## WORK TASK
Would you please set down the lines of the data from the one containing "Enumerate this screenshot's" to the final line, exactly and only those?

*** Opening of TASK INPUTS ***

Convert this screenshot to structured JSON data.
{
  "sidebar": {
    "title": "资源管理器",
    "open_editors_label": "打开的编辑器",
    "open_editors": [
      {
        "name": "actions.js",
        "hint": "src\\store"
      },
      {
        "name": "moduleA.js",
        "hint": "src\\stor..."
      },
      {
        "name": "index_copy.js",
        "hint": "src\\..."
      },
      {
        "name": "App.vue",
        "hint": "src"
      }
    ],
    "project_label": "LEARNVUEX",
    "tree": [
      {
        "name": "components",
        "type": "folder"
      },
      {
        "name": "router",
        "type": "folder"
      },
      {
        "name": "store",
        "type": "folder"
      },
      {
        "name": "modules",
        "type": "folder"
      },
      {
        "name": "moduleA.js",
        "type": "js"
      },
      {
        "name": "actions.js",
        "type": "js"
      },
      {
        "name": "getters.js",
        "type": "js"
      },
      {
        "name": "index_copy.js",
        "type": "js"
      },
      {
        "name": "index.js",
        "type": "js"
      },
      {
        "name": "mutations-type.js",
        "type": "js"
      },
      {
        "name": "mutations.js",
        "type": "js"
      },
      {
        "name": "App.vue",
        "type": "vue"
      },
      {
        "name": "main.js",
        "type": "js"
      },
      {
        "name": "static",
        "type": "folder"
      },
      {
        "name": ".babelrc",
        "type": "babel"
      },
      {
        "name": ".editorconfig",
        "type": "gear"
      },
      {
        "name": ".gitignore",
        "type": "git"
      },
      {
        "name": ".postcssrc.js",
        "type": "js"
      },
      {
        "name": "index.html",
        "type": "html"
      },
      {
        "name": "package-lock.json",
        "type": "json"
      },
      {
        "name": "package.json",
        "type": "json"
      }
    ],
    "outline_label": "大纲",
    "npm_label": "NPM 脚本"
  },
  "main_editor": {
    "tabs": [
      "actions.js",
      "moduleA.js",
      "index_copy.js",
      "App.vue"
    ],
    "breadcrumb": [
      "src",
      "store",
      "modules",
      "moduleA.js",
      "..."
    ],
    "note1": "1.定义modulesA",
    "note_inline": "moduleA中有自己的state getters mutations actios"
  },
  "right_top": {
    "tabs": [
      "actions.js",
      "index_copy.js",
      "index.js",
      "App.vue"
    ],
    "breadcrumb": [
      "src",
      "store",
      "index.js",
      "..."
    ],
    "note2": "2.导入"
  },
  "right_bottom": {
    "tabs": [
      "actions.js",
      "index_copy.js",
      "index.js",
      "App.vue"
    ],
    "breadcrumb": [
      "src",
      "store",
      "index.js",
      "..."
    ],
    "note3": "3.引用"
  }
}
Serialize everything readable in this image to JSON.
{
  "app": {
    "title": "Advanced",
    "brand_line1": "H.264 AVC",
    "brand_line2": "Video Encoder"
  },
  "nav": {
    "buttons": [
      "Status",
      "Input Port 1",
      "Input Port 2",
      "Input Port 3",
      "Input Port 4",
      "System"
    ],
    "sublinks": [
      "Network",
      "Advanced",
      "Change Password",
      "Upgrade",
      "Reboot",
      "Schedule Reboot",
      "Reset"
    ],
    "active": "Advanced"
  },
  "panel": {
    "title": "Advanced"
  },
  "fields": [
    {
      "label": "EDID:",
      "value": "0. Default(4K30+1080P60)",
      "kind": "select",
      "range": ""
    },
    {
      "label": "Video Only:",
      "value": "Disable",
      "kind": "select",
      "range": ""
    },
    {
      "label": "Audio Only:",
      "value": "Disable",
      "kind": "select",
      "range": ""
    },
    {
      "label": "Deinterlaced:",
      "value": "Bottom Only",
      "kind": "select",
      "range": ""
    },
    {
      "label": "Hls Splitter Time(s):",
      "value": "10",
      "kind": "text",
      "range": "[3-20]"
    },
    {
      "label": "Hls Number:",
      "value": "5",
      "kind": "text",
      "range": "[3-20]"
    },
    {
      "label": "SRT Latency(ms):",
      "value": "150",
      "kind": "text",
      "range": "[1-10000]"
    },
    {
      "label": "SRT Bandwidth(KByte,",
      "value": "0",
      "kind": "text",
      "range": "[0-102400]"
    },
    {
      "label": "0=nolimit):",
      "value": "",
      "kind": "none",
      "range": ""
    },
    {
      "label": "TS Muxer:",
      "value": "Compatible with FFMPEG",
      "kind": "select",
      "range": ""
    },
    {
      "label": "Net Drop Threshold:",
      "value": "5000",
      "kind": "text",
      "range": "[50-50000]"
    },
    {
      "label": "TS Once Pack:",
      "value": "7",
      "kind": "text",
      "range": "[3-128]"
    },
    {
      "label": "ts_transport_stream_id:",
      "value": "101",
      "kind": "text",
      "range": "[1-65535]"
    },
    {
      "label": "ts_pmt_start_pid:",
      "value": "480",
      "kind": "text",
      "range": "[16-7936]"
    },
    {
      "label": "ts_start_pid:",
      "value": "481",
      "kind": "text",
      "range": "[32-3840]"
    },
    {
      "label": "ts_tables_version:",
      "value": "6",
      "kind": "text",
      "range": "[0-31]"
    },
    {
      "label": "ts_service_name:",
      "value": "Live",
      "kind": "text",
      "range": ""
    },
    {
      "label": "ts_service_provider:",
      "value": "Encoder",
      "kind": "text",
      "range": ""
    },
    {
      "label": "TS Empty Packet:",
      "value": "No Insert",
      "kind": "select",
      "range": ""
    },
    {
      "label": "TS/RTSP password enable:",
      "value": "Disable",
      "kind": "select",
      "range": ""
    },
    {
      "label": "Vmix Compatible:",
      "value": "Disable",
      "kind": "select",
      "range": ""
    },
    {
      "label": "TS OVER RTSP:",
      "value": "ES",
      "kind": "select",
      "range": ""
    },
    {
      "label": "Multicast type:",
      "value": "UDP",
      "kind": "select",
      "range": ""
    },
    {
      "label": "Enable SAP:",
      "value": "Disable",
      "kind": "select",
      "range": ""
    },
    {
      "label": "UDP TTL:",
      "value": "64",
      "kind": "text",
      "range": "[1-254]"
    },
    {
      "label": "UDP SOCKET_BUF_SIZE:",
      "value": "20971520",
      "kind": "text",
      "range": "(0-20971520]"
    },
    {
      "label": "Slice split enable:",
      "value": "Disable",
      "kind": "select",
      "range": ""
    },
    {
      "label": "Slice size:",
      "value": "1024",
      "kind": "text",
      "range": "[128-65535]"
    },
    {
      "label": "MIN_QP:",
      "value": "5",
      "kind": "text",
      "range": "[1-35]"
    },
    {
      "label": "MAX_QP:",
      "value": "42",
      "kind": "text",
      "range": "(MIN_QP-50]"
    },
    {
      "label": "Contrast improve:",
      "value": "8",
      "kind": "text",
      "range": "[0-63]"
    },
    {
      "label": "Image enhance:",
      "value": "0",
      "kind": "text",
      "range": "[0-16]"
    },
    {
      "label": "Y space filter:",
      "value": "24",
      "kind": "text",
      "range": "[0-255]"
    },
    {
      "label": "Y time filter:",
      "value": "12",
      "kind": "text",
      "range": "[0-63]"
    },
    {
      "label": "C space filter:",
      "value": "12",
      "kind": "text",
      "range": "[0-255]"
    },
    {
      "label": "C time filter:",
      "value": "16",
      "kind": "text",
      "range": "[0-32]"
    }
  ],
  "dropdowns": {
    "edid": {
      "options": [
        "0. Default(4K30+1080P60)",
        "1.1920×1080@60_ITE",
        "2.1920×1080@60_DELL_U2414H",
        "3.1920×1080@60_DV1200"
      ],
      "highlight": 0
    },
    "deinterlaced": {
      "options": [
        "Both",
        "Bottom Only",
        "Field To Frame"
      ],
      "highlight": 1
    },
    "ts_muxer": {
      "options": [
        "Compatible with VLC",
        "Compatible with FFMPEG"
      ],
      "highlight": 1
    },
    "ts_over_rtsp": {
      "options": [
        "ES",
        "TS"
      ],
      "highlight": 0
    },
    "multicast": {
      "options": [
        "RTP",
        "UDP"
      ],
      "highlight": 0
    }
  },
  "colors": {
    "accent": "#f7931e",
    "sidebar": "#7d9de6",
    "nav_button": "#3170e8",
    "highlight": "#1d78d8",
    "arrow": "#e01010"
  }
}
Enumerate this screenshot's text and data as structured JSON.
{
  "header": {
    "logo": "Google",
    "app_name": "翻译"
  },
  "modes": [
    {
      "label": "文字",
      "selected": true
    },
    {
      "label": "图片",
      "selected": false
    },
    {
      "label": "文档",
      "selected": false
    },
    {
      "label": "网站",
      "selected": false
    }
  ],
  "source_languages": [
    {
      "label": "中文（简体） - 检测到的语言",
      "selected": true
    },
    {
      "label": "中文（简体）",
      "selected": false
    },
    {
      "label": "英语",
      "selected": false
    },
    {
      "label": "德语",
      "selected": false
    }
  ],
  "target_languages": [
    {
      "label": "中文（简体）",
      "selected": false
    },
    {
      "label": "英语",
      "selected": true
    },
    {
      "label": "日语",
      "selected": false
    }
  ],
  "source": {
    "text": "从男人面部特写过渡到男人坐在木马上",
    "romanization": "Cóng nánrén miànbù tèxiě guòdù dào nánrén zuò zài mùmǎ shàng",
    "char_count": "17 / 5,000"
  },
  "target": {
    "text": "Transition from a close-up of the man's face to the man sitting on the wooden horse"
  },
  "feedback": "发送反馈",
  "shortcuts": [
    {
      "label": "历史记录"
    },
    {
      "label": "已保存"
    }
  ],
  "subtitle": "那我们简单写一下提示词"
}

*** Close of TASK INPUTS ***

## ANSWER TO THIS PROBLEM
Enumerate this screenshot's text and data as structured JSON.
{
  "header": {
    "logo": "Google",
    "app_name": "翻译"
  },
  "modes": [
    {
      "label": "文字",
      "selected": true
    },
    {
      "label": "图片",
      "selected": false
    },
    {
      "label": "文档",
      "selected": false
    },
    {
      "label": "网站",
      "selected": false
    }
  ],
  "source_languages": [
    {
      "label": "中文（简体） - 检测到的语言",
      "selected": true
    },
    {
      "label": "中文（简体）",
      "selected": false
    },
    {
      "label": "英语",
      "selected": false
    },
    {
      "label": "德语",
      "selected": false
    }
  ],
  "target_languages": [
    {
      "label": "中文（简体）",
      "selected": false
    },
    {
      "label": "英语",
      "selected": true
    },
    {
      "label": "日语",
      "selected": false
    }
  ],
  "source": {
    "text": "从男人面部特写过渡到男人坐在木马上",
    "romanization": "Cóng nánrén miànbù tèxiě guòdù dào nánrén zuò zài mùmǎ shàng",
    "char_count": "17 / 5,000"
  },
  "target": {
    "text": "Transition from a close-up of the man's face to the man sitting on the wooden horse"
  },
  "feedback": "发送反馈",
  "shortcuts": [
    {
      "label": "历史记录"
    },
    {
      "label": "已保存"
    }
  ],
  "subtitle": "那我们简单写一下提示词"
}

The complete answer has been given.